Wednesday, March 25, 2015

Why I'm a Reluctant Feminist and Other Gendered Issues

Before I start writing this post, I'd like to mention that I am using a new keyboard, so I apologize if I make a lot of typos.

The other day I was painting my nails red. Target Red. This is funny because I bought the offending nail polish on sale at Target, which is currently liquidating after a failed attempt to integrate into the Canadian market.I had bought the red nail polish because I have been meaning to get some solid coloured polish for awhile, to put under my black and white sparkle polish. I had avoided it for about 9 months successfully, because I'm not really very into makeup. I was sitting on the bed and listening to music. I painted one hand, then let it dry before painting the other. Once both hands were dry I applied the sparkle coat on the first hand, then when it dried I moved to the other hand. This gave me ample time to think, about nail polish. Nail polish is most clearly a convention created to make women incapable of doing anything else! I probably sat on that bed almost an hour waiting for my nails to dry, unable to touch anything or do anything other than listen to my music. As it was, I managed to ruin one hand before it dried completely. Not before I felt myself seething with silent rage about female beauty standards and their stupidity. At that point I could've written an entire blog post on how horrible nail polish was and how it was used to make women incapable of functioning equally to men. I could've, but it would've insured I further ruined my nails. Besides, my partner was using the computer.

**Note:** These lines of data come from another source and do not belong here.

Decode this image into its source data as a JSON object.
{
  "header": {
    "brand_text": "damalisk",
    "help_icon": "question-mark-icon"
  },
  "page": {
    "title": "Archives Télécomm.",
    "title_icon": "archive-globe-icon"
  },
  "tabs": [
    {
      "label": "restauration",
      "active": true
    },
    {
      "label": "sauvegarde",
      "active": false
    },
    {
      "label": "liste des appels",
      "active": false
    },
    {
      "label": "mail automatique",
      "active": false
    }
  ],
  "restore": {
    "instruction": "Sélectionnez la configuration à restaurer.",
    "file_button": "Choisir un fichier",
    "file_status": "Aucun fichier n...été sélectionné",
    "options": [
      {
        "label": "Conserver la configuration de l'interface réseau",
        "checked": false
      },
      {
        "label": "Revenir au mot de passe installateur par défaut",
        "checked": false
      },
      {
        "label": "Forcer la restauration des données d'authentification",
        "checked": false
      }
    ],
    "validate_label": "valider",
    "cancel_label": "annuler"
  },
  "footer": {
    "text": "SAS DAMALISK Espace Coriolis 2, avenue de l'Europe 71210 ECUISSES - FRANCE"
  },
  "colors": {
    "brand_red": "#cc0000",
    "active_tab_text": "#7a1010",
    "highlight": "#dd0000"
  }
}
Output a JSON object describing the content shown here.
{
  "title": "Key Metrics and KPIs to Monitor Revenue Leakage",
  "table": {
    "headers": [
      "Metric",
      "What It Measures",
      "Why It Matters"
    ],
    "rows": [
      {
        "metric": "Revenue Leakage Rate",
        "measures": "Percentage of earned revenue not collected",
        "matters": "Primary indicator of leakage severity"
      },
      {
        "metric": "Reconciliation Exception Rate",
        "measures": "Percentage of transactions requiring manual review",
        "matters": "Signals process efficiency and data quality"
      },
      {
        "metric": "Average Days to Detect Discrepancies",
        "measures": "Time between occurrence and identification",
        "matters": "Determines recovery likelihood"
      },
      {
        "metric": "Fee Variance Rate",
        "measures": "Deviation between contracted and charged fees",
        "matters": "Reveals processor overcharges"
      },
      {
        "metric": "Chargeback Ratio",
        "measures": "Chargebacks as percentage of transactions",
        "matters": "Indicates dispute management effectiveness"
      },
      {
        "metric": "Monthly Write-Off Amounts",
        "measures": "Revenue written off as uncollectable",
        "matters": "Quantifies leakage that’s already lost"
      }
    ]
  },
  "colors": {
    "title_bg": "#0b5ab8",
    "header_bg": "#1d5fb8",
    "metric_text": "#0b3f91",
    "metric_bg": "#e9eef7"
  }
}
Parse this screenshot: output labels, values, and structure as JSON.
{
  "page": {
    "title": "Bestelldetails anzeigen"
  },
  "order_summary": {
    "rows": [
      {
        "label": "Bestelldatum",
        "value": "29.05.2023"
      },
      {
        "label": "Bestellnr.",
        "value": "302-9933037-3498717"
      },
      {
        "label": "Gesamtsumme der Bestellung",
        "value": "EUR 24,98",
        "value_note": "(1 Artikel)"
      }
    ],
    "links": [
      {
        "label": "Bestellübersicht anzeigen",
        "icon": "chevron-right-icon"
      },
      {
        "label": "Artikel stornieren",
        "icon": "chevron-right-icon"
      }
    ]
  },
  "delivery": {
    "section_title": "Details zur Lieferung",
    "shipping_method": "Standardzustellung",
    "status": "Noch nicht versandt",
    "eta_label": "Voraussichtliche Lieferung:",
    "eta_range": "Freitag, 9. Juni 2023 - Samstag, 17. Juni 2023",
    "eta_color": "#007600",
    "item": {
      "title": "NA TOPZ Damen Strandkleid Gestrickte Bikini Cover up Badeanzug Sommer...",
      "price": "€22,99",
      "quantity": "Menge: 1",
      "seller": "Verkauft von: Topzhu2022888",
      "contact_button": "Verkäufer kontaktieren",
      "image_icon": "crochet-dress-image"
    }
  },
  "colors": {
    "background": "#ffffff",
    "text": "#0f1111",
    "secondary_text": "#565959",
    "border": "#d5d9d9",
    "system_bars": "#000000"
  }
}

The irony is not lost on me, but I have always been a reluctant feminist. Yes, I believe in equality between the sexes, and yes I believe women should get equal pay for the same work. Despite realizing more and more each day that I am a major feminist, I still find myself shying away from such a label. It's not feminism that interests me, it is equality... for everybody. I hear the word feminist dropped in conversation and I get an image in my head of 1960s bra-burnings. The word is outdated and behind the times. Gender is not about dualities anymore. We have come to recognize a complex spectrum of possibilities for gender and sexual orientation. We have moved beyond the sex we are assigned at birth, and are embracing sex, and gender as occupying a spiritual space. This is the place of self and personality and identity. All of this is warm and fuzzy, but also a necessary step of progress in creating a world that is equal for everyone.

That is all well and good, but we have a long way to go. It also has very little to do with my own sense of self. I was assigned female at birth and have always identified as such (although, often thinking wistfully how much easier my life would be, had I been born a boy.) My partner is male, so I am decidedly boring. Still, gender-fluidity is an important factor in the other gender-related issue that has been bothering me lately. The truth is that the word "feminist" is not the only word that is severely outdated in the discussion of gender and of sexual orientation. We need more words to describe the different types of relationships on the scale of normal these days.

How do we describe our relationships with our partner(s)? A married couple might use words like "husband," or "wife," or the gender-neutral "spouse." Dating couples might use words like "boyfriend," "girlfriend," or the gender-neutral partner. These are all well and good but when it comes down to it the variety of possible relationships in the realm of normal leads to confusion when faced with such limited vocabulary. Assuming a heterosexual relationship, we must consider that people often cohabitate for years before getting married. At what point do you switch from using descriptors like "boyfriend/girlfriend" and start using "husband/wife?" If you identify as common-law, perhaps you use "husband/wife." More likely, you have opted for the more vague term "spouse." But what if you don't identify as common-law? My partner and I have been dating since 2011, and living together, on and off since 2013. This is not due to any falling outs within the relationship, just the modern realities of job instabilities and having to go where the work is. As such we are not considered common-law. I have opted for the term "partner" to describe our relationship to other people, husband is inaccurate, and significant other seems too cold. On numerous occasions my word choice has lead to some interesting assumptions by my audience. To me "partner" seems less wishy-washy than "boyfriend." It displays a slightly higher level of commitment. Apparently to other people is flags me as being in a homosexual relationship. The word "partner" is beginning to take on a new meaning, that might not have been perceived 1 decade or 2 decades ago. This is a mark of progress, but also a cause of much annoyance for me.

I appreciate that language changes over time, in fact, I embrace it. For me it seems that language is not changing fast enough. We need more words. We need new words. We need words to describe things that previous generations would never have even dreamed of describing!

"Partner" is being correctly used as gender-neutral. It is a safe word for remaining vague at job interviews or with people you've just met. You want to divulge some information about yourself, but not too much. We need a similar word to use as marriage-neutral. We need a word to describe commitment, without engagement or marriage being a factor. People get married later. People cohabitate before marriage. These trends are here to stay; it is time for language to catch up!